Problem to work on >>
Your answer should be one number: the count of lines in these entries that hold the word "value".

(Extracted records)

◇ ◇ ◇

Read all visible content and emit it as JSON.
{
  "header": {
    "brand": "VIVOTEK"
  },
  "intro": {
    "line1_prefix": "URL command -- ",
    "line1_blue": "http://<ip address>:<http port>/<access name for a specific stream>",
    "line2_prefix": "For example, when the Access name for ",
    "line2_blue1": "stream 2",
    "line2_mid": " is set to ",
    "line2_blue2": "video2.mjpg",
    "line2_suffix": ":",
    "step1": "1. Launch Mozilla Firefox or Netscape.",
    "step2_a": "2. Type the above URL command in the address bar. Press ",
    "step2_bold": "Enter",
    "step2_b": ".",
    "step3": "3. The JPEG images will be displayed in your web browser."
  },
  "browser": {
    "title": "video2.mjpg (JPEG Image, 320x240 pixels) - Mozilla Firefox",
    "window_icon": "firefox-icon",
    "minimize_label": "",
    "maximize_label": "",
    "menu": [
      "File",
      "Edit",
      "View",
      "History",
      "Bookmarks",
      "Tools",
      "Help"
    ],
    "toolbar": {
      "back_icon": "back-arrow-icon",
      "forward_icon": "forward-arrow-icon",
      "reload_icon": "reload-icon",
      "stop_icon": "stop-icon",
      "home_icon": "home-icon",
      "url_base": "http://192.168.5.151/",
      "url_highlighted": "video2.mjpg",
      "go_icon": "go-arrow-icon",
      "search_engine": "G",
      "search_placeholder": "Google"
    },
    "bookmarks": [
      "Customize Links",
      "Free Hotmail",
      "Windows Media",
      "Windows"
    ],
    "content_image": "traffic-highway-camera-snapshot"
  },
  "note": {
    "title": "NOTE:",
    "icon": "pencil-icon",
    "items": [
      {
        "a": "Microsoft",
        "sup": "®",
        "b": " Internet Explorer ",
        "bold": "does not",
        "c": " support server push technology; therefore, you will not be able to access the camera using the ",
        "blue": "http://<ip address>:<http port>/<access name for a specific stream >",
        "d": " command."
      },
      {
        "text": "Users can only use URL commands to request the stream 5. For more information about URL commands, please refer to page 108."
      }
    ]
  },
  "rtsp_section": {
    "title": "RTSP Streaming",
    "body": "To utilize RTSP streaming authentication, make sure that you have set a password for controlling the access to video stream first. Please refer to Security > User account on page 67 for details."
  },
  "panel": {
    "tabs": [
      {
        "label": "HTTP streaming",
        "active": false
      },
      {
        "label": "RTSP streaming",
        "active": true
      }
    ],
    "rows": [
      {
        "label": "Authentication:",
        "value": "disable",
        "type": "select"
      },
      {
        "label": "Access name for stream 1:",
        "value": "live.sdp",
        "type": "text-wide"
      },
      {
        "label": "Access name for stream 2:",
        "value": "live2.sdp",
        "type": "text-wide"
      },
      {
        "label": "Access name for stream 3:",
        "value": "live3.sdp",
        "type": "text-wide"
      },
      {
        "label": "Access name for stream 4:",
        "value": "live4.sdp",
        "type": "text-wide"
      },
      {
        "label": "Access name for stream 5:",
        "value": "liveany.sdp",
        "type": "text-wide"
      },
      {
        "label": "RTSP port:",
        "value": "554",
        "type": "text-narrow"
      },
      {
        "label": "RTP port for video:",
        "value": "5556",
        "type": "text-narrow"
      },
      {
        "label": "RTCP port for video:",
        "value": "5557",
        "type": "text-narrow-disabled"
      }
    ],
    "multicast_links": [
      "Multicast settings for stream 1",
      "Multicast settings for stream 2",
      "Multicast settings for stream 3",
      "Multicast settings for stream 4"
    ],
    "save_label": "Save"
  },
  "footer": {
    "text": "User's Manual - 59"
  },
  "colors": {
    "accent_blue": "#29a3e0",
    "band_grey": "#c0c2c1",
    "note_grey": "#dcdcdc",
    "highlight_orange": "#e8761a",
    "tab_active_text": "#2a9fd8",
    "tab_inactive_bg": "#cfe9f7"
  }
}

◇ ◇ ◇

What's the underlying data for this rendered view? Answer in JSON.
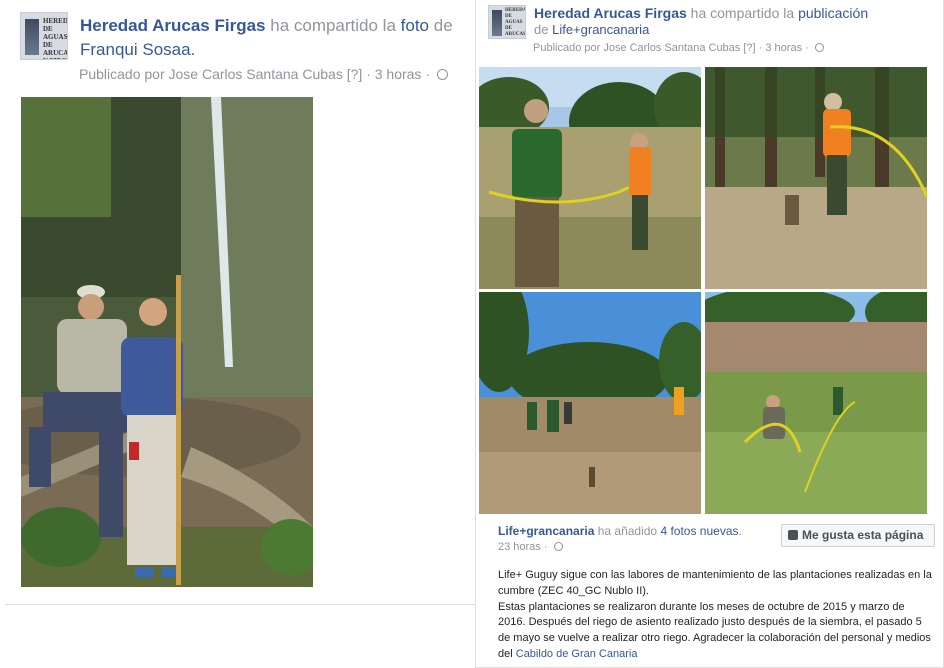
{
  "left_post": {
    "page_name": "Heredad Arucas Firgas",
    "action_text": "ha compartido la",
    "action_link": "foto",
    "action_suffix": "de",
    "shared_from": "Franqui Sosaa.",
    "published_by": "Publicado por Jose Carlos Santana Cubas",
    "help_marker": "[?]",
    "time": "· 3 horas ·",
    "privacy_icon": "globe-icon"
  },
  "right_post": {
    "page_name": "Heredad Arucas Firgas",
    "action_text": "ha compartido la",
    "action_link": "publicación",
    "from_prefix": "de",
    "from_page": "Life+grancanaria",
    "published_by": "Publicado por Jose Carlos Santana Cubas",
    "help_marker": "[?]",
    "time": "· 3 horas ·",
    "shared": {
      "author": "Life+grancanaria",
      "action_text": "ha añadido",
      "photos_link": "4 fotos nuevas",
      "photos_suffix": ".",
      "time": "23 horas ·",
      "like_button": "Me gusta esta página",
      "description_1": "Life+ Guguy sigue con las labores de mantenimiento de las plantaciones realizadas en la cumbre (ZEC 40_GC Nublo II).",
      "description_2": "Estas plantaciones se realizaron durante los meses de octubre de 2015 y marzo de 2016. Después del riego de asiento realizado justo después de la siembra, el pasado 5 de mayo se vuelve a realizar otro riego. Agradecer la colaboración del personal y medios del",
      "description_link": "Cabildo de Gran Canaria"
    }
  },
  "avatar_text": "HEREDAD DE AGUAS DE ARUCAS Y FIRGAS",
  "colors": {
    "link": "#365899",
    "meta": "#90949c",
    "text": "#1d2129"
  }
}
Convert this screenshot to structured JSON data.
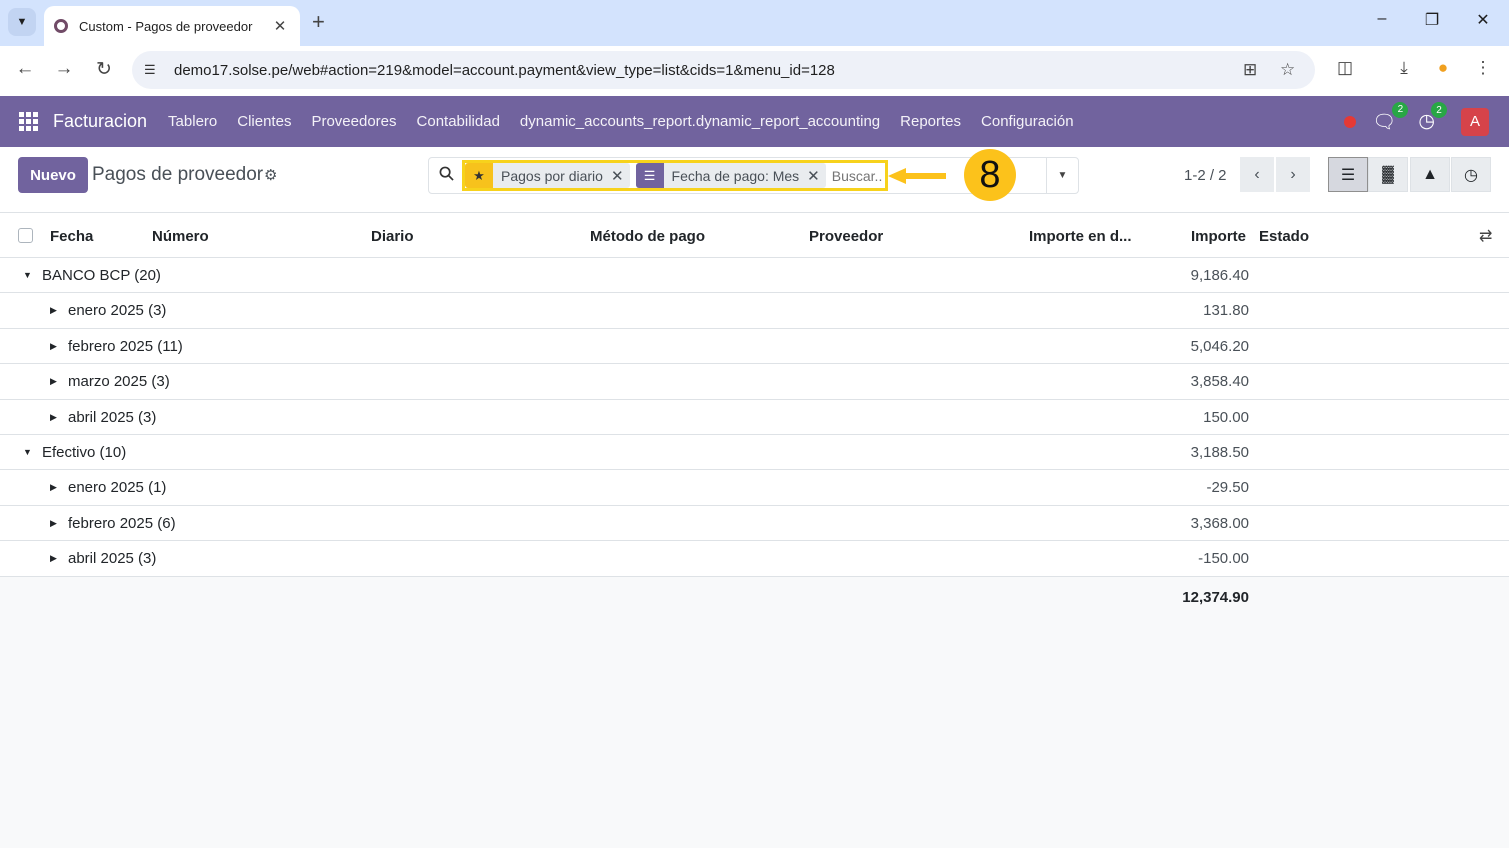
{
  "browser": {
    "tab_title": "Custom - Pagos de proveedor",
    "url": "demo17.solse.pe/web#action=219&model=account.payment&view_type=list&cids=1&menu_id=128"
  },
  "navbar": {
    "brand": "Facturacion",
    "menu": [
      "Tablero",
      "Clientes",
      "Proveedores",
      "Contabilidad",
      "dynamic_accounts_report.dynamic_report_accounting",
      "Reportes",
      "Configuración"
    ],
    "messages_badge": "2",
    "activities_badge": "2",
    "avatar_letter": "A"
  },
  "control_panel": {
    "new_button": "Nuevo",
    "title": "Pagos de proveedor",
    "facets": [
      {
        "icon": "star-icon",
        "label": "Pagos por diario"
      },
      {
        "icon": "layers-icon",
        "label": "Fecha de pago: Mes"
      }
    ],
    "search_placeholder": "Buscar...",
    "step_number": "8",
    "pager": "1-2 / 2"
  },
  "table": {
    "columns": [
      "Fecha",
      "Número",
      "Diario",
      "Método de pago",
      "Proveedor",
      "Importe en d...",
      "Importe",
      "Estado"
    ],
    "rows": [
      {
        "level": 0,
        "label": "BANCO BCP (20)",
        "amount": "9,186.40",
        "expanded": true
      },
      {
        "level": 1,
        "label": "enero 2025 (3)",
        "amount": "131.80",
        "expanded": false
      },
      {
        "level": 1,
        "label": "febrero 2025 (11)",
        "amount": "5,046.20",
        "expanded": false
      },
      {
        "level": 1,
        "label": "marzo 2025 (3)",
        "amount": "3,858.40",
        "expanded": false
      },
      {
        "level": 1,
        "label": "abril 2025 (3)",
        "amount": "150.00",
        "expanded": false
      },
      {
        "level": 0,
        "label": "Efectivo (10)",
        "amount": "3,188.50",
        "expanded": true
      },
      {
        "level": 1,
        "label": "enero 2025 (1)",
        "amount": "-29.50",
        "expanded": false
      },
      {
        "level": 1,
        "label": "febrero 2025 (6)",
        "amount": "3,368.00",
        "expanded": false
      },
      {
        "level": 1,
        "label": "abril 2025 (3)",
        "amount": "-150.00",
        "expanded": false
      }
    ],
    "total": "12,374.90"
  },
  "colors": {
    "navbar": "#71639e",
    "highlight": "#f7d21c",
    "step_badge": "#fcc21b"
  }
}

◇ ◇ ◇

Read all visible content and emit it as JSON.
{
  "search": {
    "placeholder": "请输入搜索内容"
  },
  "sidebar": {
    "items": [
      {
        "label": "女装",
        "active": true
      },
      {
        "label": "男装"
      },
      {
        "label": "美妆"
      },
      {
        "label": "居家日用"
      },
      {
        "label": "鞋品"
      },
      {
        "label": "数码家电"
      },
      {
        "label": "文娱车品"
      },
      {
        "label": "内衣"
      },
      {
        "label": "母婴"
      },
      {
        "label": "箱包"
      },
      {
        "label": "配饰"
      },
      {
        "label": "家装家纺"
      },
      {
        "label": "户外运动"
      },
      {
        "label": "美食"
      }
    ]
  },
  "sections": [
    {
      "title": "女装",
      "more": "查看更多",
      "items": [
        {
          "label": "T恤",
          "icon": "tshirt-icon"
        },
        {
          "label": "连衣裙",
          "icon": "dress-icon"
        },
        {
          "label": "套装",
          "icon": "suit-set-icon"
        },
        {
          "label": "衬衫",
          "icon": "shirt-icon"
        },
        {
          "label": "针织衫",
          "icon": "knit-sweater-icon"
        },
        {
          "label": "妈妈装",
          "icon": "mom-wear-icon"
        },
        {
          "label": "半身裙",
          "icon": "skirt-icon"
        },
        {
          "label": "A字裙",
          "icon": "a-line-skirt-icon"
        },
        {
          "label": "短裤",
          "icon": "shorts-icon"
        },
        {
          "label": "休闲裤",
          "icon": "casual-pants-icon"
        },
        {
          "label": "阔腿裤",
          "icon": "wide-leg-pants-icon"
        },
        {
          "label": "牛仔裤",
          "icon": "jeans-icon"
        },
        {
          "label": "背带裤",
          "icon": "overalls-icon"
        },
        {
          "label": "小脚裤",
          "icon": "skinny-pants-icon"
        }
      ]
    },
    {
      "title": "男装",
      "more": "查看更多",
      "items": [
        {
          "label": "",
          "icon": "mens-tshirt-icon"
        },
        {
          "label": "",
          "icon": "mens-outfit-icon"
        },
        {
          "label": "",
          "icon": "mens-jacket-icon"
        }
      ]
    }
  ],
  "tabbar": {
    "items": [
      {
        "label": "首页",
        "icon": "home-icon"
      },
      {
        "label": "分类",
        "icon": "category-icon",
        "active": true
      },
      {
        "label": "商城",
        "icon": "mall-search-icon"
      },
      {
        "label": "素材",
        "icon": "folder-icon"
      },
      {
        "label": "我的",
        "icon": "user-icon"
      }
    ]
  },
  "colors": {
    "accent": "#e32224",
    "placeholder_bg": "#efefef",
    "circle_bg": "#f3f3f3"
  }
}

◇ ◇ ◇

Response below >>
9